The task: Only a number is wanted here: the count of lines in the entries below that include the word "icon".

==== Data section ====

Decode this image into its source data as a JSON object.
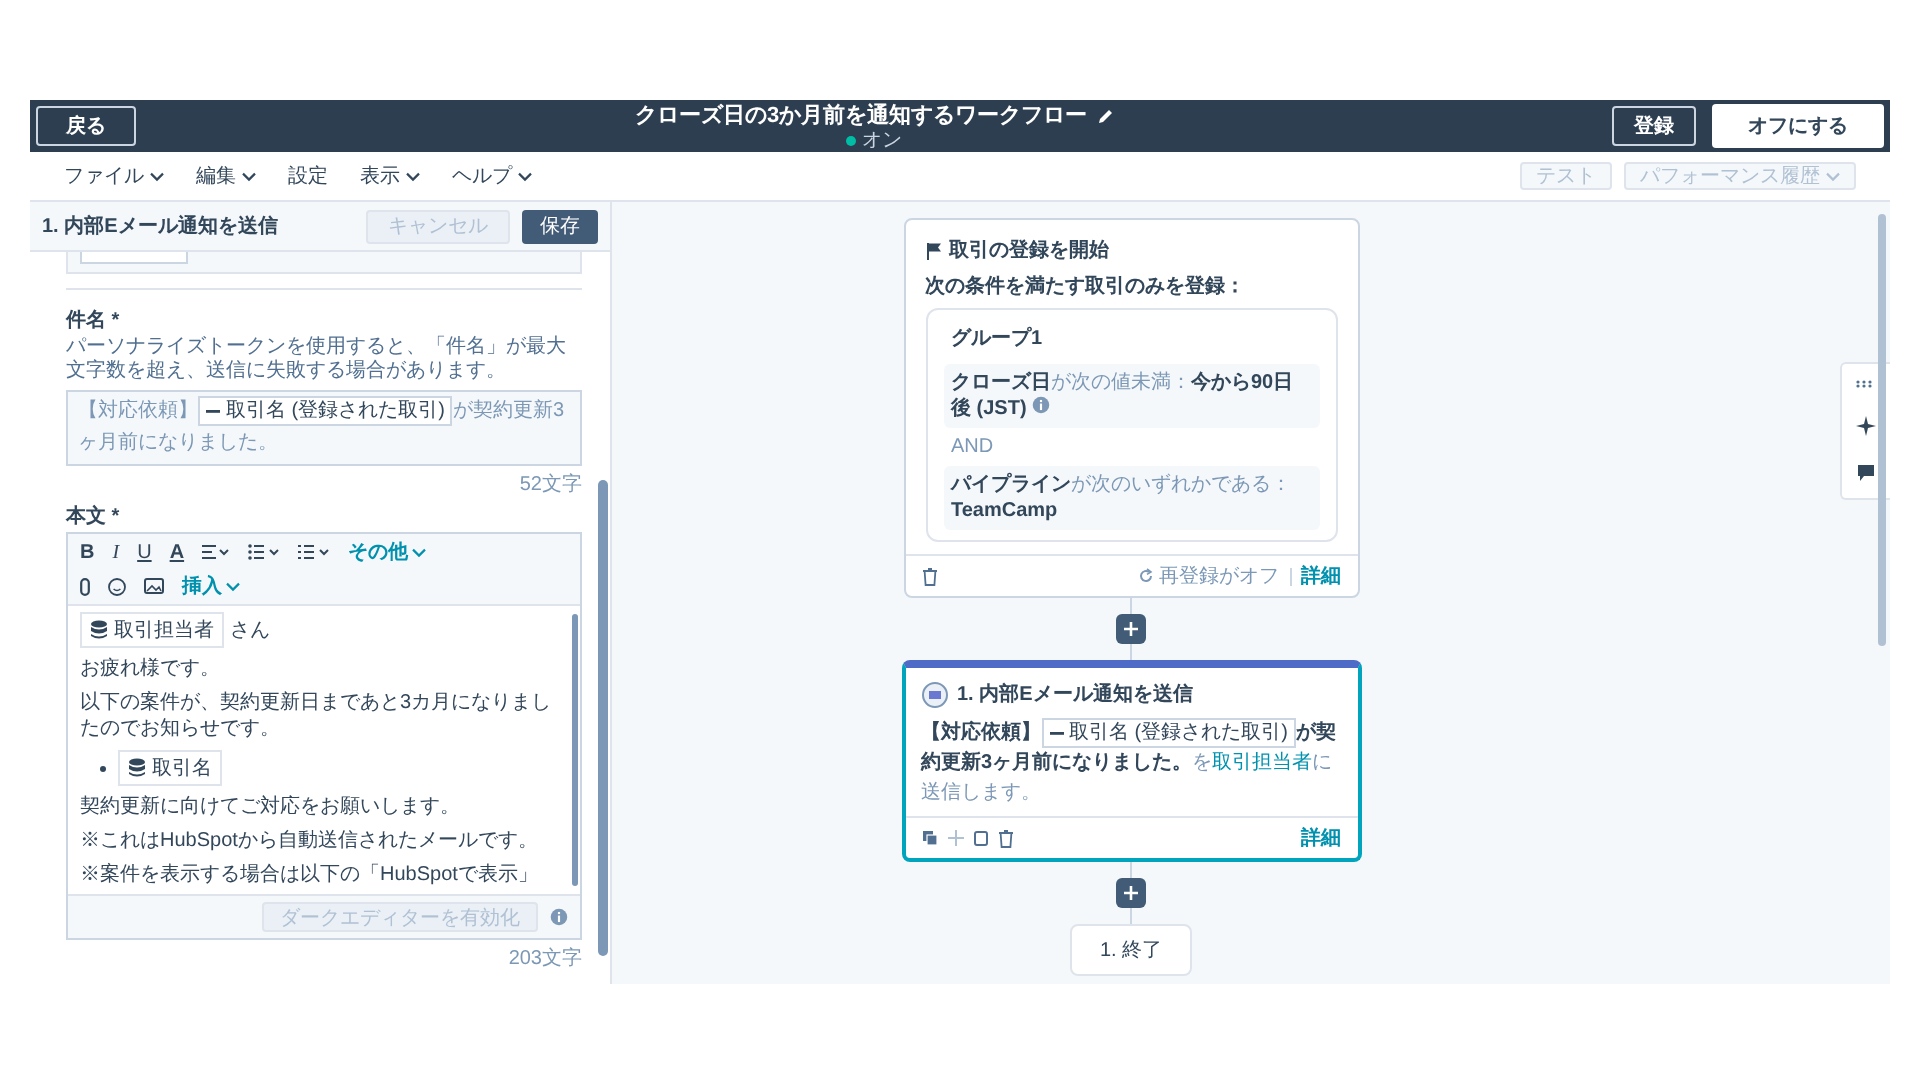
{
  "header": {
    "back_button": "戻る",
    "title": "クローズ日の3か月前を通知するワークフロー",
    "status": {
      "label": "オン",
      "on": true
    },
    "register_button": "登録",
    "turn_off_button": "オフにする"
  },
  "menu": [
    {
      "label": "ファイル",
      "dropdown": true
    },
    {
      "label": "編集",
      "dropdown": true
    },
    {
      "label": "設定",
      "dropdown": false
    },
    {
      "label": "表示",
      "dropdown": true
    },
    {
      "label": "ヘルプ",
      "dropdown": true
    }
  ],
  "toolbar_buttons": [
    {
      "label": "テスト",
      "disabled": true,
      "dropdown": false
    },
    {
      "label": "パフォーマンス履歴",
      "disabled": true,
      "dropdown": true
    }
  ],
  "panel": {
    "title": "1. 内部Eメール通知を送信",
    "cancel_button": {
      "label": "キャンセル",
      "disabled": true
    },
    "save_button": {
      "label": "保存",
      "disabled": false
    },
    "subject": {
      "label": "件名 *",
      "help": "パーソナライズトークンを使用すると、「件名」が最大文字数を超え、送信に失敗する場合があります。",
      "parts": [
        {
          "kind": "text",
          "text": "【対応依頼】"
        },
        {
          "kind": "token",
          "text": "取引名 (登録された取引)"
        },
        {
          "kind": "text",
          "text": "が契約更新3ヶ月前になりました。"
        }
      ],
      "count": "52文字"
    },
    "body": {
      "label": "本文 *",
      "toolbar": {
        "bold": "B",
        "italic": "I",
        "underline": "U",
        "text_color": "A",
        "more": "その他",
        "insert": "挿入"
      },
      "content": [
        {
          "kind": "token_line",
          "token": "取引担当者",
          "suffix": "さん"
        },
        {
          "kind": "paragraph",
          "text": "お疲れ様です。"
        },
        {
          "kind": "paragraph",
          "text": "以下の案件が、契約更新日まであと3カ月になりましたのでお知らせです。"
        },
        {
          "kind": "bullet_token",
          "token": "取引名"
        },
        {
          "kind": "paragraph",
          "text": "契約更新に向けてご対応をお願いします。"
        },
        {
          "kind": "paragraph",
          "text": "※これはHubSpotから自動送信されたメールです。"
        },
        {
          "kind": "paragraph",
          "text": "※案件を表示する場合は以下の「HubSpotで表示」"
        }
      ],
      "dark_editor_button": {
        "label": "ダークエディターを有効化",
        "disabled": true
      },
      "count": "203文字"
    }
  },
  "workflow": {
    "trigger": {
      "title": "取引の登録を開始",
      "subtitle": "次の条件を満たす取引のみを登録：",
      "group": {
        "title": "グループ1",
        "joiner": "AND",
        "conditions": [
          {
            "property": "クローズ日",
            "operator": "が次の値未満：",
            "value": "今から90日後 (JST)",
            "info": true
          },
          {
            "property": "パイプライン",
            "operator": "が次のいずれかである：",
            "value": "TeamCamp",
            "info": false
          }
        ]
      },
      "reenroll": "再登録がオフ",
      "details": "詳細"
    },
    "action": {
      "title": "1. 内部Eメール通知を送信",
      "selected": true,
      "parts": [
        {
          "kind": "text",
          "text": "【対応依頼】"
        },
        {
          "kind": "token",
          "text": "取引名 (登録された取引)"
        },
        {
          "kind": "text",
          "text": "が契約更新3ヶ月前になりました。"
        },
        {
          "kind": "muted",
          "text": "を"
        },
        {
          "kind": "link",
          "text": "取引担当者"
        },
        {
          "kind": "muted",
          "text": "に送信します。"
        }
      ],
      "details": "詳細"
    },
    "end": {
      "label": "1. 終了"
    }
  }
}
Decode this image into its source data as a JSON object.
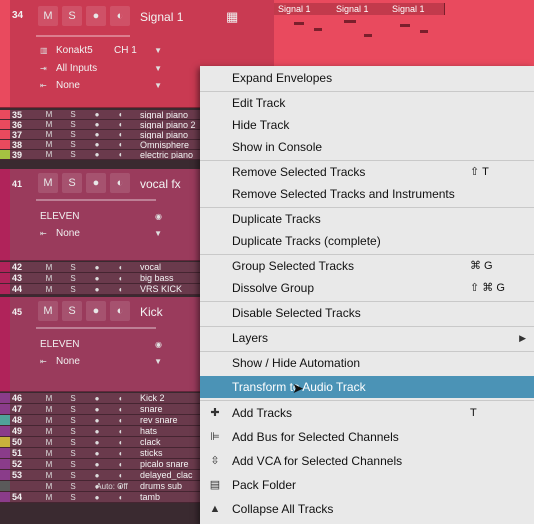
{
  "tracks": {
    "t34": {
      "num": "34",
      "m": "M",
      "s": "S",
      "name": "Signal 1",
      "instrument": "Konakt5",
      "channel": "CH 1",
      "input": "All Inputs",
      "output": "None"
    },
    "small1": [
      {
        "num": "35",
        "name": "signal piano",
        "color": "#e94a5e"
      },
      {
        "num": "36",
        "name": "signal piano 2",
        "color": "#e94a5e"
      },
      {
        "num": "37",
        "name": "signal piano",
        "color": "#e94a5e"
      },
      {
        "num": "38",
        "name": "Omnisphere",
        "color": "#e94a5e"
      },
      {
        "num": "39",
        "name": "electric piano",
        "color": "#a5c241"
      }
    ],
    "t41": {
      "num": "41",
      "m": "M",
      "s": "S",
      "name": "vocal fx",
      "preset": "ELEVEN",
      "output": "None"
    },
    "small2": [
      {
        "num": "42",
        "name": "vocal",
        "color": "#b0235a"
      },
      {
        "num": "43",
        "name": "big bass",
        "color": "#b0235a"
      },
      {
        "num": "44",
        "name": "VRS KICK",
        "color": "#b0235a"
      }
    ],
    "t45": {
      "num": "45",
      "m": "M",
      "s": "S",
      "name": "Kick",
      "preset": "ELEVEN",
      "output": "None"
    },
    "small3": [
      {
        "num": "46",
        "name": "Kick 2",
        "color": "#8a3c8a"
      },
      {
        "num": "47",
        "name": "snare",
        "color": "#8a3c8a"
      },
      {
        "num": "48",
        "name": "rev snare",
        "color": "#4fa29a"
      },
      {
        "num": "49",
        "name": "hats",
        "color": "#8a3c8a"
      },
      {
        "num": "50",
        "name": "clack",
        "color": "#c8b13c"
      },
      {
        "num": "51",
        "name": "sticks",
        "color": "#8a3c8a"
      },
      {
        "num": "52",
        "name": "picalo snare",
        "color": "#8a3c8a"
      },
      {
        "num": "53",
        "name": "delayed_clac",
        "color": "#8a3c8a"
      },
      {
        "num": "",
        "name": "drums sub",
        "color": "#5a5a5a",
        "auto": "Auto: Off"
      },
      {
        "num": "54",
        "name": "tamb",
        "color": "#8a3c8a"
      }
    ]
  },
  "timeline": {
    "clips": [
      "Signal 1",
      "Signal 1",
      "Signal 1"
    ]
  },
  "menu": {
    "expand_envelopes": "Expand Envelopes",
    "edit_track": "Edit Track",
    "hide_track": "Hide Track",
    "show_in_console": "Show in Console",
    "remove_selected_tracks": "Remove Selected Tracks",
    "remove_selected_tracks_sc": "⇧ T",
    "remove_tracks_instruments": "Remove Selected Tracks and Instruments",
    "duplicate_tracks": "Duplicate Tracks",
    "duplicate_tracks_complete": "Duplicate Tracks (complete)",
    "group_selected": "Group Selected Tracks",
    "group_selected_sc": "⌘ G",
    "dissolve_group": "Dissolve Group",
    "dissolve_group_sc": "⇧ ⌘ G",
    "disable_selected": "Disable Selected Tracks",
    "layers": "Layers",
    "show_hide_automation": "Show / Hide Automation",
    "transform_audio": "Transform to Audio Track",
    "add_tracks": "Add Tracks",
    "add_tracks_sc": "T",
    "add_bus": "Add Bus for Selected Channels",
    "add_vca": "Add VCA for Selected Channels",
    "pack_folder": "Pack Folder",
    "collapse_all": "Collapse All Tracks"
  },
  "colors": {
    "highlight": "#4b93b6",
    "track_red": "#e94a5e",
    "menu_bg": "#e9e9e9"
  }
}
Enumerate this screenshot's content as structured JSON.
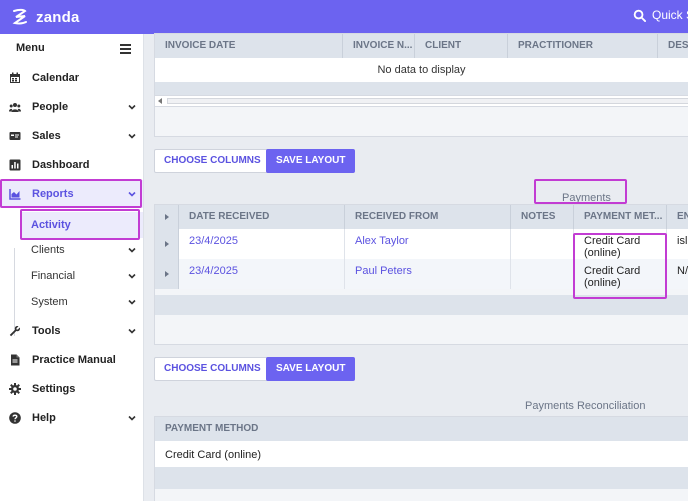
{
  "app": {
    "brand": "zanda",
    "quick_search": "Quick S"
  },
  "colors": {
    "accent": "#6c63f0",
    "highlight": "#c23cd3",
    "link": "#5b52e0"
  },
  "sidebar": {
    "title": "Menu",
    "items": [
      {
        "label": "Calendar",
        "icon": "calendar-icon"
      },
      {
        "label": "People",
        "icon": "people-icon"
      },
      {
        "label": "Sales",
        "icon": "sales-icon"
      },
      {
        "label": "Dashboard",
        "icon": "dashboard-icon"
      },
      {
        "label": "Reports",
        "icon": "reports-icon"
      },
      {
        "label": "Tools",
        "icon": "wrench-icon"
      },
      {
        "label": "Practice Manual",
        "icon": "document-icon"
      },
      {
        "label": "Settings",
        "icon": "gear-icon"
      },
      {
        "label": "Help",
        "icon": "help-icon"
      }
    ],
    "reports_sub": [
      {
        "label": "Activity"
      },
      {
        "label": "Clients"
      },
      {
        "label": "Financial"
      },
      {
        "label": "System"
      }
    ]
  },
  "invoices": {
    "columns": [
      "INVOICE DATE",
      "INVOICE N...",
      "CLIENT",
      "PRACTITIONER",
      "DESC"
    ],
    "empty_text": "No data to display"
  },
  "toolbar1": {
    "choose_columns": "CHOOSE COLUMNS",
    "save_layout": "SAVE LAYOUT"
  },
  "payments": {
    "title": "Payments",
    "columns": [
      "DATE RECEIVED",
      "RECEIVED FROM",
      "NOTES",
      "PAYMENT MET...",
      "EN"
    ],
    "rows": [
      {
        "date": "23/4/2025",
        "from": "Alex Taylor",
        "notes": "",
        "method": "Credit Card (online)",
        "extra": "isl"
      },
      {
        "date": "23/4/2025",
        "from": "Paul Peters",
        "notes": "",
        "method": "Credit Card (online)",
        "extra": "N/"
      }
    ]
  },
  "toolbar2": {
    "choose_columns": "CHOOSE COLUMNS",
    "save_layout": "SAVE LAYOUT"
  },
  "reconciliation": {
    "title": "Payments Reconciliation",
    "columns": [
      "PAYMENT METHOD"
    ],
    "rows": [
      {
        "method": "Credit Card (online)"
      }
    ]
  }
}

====

Result of the task: 9